Despite recent market turbulence, the UK is still dedicated to being a global center for the cryptocurrency business. Member of Parliament and HM Treasury Economic Secretary Andrew Griffith emphasized his dedication to the sector by calling it “the sector I have dedicated the most time to” during a UK Parliament Treasury Committee meeting on January 10.
The following phases will be the launch of a wholesale stablecoin and the Financial Markets Infrastructure (FMI) sandbox. The Financial Services and Markets (FSM) bill, which will also receive its second reading in the House of Lords on January 10, has those components.
In the “long runtime” preceding the probable launch of a central bank digital currency (CBDC), Griffith predicted that a stablecoin would serve as the initial application of what is expected to be a wholesale settlement coin.
Stablecoins are “here now”; thus, they require immediate attention, according to Griffith, who supported the work on the wholesale stablecoin. He pointed out that it is still being determined if private stablecoins would be allowed in case a CBDC was to be launched. He added that British retail CBDC if one were to be introduced, would be anonymous and intermediary.
In “weeks, not months,” a consultative paper on CBDC will be released, followed by another on crypto legislation. In addition, the government will hold at least six roundtables with the cryptocurrency industry this year.
He further claimed that the administration does not ignore and believes that the technology is just a phase. Griffith said that, unlike blockchain technology, current technology is unable to address problems like settlement time in the banking sector disruptively.
Griffith noted a distinction between using cryptocurrency as a kind of investment and a payment method for retail customers. Griffith stated that unbacked cryptocurrency may “find a role or not in the market.”
For digital and financial inclusion, crypto-based payment methods are a problem. However, according to Griffith, there is a strong commitment to the continuous usage and accessibility of cash, in which banks continue to have a part.
The FSM bill will also permit the licensing of a few new payment apps in the FMI sandbox and their release on the market, and it might “be done before Easter.” According to Griffith, the use cases for crypto-based wholesale fintech may initially be found in ledgers and registers “in the middle office.”

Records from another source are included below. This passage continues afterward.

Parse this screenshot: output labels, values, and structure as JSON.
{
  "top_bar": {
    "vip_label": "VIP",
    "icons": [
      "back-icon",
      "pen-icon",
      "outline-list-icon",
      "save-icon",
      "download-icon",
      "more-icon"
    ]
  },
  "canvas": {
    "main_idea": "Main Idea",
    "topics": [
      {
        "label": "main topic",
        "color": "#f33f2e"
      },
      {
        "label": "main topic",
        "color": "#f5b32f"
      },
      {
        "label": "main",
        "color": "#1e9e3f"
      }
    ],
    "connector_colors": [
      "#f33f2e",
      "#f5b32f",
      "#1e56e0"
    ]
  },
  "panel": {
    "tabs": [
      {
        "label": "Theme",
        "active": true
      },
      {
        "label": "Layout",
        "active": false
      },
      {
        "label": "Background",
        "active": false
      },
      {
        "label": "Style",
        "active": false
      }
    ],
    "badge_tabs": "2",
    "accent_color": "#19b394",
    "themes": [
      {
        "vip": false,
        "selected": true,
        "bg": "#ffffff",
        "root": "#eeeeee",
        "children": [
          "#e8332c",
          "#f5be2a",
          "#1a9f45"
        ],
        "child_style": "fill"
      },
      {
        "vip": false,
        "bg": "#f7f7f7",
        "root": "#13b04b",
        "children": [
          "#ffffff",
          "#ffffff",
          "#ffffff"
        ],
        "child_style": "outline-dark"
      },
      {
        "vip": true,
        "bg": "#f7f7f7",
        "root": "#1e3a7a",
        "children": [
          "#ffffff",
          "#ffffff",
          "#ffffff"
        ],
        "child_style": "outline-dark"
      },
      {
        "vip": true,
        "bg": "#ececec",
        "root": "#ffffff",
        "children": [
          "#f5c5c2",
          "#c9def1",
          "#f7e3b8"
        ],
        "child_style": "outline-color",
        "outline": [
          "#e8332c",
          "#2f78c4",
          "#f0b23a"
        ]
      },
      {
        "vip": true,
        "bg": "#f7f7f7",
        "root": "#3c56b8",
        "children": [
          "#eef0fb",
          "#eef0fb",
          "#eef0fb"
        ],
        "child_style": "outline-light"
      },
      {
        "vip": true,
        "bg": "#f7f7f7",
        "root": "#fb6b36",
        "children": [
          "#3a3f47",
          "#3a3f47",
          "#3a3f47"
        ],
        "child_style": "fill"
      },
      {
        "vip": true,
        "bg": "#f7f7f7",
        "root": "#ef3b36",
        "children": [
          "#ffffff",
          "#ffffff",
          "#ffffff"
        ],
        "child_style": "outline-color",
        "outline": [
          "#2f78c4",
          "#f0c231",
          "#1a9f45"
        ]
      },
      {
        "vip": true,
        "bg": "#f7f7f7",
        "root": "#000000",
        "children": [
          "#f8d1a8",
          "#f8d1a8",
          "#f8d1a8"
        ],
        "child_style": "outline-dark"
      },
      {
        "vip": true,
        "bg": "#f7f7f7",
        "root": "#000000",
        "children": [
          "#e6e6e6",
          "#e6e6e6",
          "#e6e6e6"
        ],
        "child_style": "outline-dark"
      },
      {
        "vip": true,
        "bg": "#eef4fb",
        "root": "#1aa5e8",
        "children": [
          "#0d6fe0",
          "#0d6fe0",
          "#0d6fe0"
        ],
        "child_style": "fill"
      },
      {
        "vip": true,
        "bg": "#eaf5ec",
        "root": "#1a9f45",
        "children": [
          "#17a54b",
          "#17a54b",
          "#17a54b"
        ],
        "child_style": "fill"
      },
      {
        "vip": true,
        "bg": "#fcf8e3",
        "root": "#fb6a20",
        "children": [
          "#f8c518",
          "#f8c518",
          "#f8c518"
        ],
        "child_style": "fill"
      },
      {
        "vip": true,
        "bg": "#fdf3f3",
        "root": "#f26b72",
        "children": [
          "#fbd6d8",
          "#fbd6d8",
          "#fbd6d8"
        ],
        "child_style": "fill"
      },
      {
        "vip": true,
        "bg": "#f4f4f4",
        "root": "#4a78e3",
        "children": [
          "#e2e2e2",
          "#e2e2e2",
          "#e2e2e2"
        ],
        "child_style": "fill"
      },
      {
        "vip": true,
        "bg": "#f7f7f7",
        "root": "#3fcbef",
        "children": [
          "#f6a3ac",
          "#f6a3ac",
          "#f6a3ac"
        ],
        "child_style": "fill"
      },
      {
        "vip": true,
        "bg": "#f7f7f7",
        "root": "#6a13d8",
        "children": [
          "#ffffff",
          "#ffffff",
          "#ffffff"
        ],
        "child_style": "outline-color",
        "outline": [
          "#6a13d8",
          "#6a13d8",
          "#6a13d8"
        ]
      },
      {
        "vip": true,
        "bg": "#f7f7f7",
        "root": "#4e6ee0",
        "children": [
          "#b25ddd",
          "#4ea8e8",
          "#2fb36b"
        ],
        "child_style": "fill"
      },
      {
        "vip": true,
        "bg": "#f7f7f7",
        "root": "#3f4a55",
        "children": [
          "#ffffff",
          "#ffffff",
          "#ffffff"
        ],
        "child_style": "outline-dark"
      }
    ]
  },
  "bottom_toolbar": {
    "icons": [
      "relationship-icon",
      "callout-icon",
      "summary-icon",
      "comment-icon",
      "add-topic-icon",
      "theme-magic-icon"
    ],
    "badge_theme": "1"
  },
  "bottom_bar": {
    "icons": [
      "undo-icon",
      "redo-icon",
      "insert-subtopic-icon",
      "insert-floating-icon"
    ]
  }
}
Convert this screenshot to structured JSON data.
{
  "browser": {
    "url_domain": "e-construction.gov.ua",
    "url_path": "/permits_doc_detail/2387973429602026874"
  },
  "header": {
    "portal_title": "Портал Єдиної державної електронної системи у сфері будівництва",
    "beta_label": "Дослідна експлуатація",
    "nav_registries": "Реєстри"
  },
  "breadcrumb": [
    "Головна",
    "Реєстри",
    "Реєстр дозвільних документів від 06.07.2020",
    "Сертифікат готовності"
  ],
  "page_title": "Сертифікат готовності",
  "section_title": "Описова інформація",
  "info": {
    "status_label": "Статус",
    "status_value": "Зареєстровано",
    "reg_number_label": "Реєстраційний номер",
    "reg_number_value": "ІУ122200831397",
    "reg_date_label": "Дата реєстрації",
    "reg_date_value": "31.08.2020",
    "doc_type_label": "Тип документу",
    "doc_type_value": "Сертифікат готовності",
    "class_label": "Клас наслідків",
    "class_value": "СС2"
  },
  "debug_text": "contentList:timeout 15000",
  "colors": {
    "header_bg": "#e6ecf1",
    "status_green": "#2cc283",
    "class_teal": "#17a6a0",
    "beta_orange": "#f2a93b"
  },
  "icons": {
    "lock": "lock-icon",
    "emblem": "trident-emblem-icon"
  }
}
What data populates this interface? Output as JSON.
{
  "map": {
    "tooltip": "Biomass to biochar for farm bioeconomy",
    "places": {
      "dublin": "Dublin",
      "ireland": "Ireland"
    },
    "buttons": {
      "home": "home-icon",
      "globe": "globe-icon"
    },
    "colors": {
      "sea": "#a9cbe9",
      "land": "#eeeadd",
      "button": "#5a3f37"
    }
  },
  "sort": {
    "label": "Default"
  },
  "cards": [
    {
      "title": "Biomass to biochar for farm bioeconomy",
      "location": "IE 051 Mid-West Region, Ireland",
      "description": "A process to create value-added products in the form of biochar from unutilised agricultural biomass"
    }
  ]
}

Griffith promised a committee member that complete regulation of the cryptocurrency asset markets would not be accomplished in 2023.
Consumer protection is currently greatly aided by the regulation of cryptocurrency advertisements. Customers can verify that they are doing business with a regulated company by looking for the Financial Conduct Authority (FCA) emblem on advertisements. Laura Mountford, the committee’s deputy director for payments and innovation at the Treasury, spoke. AShe quoted the FCA, asserting that just 40% of customers recognize or believe that purchasing cryptocurrency assets is a gamble.